Be aware that different facilities may be licensed and regulated for different treatments. For example, some behavioral and mental health facilities may be licensed to use restraints. If you are working at a facility with these expectations, know how those regulations directly affect you and the care you are involved with before you start working. 

State and Federal Laws

Some patient rights are determined by federal laws, but each state is allowed to define its own set of rights. For example, the California Hospital Association determined 23 patient rights and compiled them into an easy-to-read reference that you can find through the California Health Information Association. 

Other states may have their patient rights written into their administrative code. A quick internet search of your state and “patient rights” or “patient bill of rights” can point you in the right direction. You may even find ongoing discussions of expanding patient rights in certain states. 

Most federal laws regarding patient rights involve ensuring a patient’s access to medical billing and govern the use of PHI in addition to the basics.

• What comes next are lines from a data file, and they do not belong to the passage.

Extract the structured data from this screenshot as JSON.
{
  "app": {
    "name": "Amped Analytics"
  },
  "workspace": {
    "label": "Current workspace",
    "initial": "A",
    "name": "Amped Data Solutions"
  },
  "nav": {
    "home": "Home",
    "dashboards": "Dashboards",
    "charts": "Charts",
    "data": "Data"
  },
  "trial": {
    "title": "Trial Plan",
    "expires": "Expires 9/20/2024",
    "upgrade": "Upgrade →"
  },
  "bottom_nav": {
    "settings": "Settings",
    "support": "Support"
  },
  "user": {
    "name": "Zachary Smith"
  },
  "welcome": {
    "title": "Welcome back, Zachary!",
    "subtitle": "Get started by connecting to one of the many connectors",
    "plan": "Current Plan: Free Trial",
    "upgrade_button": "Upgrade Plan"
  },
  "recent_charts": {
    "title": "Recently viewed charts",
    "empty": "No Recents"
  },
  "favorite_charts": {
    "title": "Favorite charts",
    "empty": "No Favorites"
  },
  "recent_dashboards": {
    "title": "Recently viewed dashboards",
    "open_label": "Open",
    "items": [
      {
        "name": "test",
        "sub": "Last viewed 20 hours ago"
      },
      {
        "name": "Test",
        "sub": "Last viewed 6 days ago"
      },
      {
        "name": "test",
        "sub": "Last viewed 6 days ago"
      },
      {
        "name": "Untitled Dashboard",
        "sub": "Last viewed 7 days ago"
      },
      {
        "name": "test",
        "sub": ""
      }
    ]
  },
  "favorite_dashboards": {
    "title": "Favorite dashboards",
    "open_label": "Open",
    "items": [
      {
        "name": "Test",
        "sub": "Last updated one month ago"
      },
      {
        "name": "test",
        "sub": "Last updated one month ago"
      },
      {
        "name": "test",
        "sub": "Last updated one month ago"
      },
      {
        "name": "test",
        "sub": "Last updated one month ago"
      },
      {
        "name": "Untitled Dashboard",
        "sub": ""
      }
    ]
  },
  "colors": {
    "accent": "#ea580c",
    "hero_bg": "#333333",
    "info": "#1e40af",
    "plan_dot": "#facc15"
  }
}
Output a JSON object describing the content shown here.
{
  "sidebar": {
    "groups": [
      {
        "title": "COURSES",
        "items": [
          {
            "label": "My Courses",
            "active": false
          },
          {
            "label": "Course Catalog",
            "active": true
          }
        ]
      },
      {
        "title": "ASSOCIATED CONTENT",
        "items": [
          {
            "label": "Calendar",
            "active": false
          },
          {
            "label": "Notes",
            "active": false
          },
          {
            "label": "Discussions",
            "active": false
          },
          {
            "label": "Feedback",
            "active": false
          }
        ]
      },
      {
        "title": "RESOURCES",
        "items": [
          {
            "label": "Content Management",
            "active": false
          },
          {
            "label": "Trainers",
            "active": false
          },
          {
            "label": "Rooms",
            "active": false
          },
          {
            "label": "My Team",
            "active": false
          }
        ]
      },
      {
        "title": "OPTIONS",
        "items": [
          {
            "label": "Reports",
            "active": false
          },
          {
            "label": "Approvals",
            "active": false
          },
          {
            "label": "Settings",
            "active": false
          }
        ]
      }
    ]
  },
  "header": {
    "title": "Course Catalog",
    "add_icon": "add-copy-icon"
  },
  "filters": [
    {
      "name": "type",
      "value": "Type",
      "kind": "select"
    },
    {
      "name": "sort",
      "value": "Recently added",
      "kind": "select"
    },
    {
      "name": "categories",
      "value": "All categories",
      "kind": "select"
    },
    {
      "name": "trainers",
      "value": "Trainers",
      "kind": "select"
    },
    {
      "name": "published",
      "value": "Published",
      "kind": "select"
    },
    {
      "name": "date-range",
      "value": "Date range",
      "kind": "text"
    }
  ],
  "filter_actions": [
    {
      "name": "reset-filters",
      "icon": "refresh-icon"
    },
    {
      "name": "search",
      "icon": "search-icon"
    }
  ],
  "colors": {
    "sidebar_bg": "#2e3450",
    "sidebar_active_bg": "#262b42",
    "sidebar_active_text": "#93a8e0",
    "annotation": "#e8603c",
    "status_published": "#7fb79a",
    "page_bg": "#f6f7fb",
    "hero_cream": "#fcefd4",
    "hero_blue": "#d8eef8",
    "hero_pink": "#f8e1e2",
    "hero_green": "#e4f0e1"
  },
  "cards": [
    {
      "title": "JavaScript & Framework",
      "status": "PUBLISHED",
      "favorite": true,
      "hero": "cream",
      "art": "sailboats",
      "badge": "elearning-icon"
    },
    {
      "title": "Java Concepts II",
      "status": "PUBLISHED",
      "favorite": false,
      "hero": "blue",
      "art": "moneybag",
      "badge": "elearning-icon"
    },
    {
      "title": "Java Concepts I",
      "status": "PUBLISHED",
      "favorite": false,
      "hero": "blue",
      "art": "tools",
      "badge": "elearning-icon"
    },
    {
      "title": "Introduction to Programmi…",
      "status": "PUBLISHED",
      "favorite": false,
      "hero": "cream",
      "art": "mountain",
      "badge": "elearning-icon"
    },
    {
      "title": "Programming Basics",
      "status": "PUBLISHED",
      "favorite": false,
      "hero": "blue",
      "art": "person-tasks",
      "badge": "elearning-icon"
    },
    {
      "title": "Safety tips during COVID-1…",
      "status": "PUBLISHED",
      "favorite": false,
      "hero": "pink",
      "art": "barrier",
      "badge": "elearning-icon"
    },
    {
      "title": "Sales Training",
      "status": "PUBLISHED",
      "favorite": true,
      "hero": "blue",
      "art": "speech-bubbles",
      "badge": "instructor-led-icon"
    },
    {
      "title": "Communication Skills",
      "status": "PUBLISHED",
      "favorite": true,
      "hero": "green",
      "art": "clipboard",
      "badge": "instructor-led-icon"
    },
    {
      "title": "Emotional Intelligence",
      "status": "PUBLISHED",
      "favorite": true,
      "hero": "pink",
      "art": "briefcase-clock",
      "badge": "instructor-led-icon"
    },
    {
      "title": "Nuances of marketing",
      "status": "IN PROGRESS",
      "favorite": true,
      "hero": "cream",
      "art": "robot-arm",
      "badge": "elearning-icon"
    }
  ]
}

You can find many of these rights outlined from sources like Medicare and HIPAA. 

Just as everything in the medical field is always changing and adapting to new environments, so do patient rights, the most recent example being the Affordable Care Act. Although they don’t tend to change often, stay up to date on any changes to patient rights nationally or in your area so you can make sure your patients are receiving the best quality care.

Was this article helpful?
Dislike 0
Views: 457